* **EXERCISE AIM**: Tally the lines below containing the word "JSON" and give that total alone.

* **RECORDS FOR PROCESSING**:

━━━━━━

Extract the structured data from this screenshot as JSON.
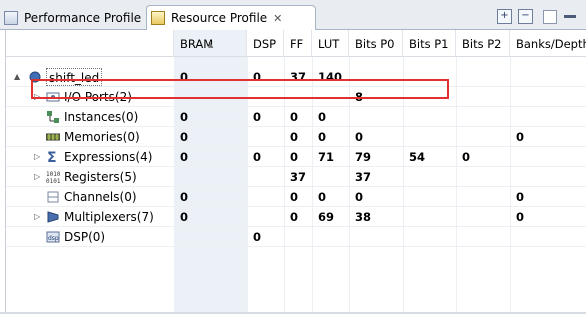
{
  "tabs": [
    {
      "label": "Performance Profile",
      "active": false
    },
    {
      "label": "Resource Profile",
      "active": true
    }
  ],
  "tab_close_symbol": "✕",
  "toolbar": {
    "expand_all_icon": "expand-all-icon",
    "collapse_all_icon": "collapse-all-icon"
  },
  "columns": [
    "BRAM",
    "DSP",
    "FF",
    "LUT",
    "Bits P0",
    "Bits P1",
    "Bits P2",
    "Banks/Depth"
  ],
  "rows": [
    {
      "name": "shift_led",
      "expander": "▲",
      "icon": "module-icon",
      "values": [
        "0",
        "0",
        "37",
        "140",
        "",
        "",
        "",
        ""
      ]
    },
    {
      "name": "I/O Ports(2)",
      "expander": "▷",
      "icon": "ports-icon",
      "values": [
        "",
        "",
        "",
        "",
        "8",
        "",
        "",
        ""
      ]
    },
    {
      "name": "Instances(0)",
      "expander": "",
      "icon": "instances-icon",
      "values": [
        "0",
        "0",
        "0",
        "0",
        "",
        "",
        "",
        ""
      ]
    },
    {
      "name": "Memories(0)",
      "expander": "",
      "icon": "memory-icon",
      "values": [
        "0",
        "",
        "0",
        "0",
        "0",
        "",
        "",
        "0"
      ]
    },
    {
      "name": "Expressions(4)",
      "expander": "▷",
      "icon": "sigma-icon",
      "values": [
        "0",
        "0",
        "0",
        "71",
        "79",
        "54",
        "0",
        ""
      ]
    },
    {
      "name": "Registers(5)",
      "expander": "▷",
      "icon": "registers-icon",
      "values": [
        "",
        "",
        "37",
        "",
        "37",
        "",
        "",
        ""
      ]
    },
    {
      "name": "Channels(0)",
      "expander": "",
      "icon": "channels-icon",
      "values": [
        "0",
        "",
        "0",
        "0",
        "0",
        "",
        "",
        "0"
      ]
    },
    {
      "name": "Multiplexers(7)",
      "expander": "▷",
      "icon": "mux-icon",
      "values": [
        "0",
        "",
        "0",
        "69",
        "38",
        "",
        "",
        "0"
      ]
    },
    {
      "name": "DSP(0)",
      "expander": "",
      "icon": "dsp-icon",
      "values": [
        "",
        "0",
        "",
        "",
        "",
        "",
        "",
        ""
      ]
    }
  ],
  "colors": {
    "highlight_border": "#e03030",
    "bram_column_shade": "#ecf1f8"
  }
}
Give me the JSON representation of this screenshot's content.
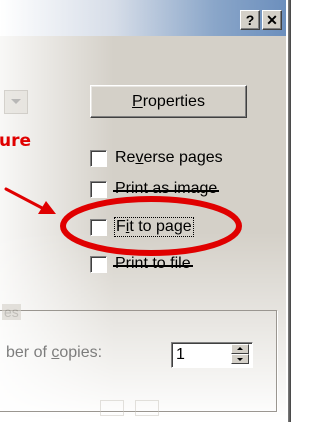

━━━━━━

* **EXERCISE SOLUTION**: 2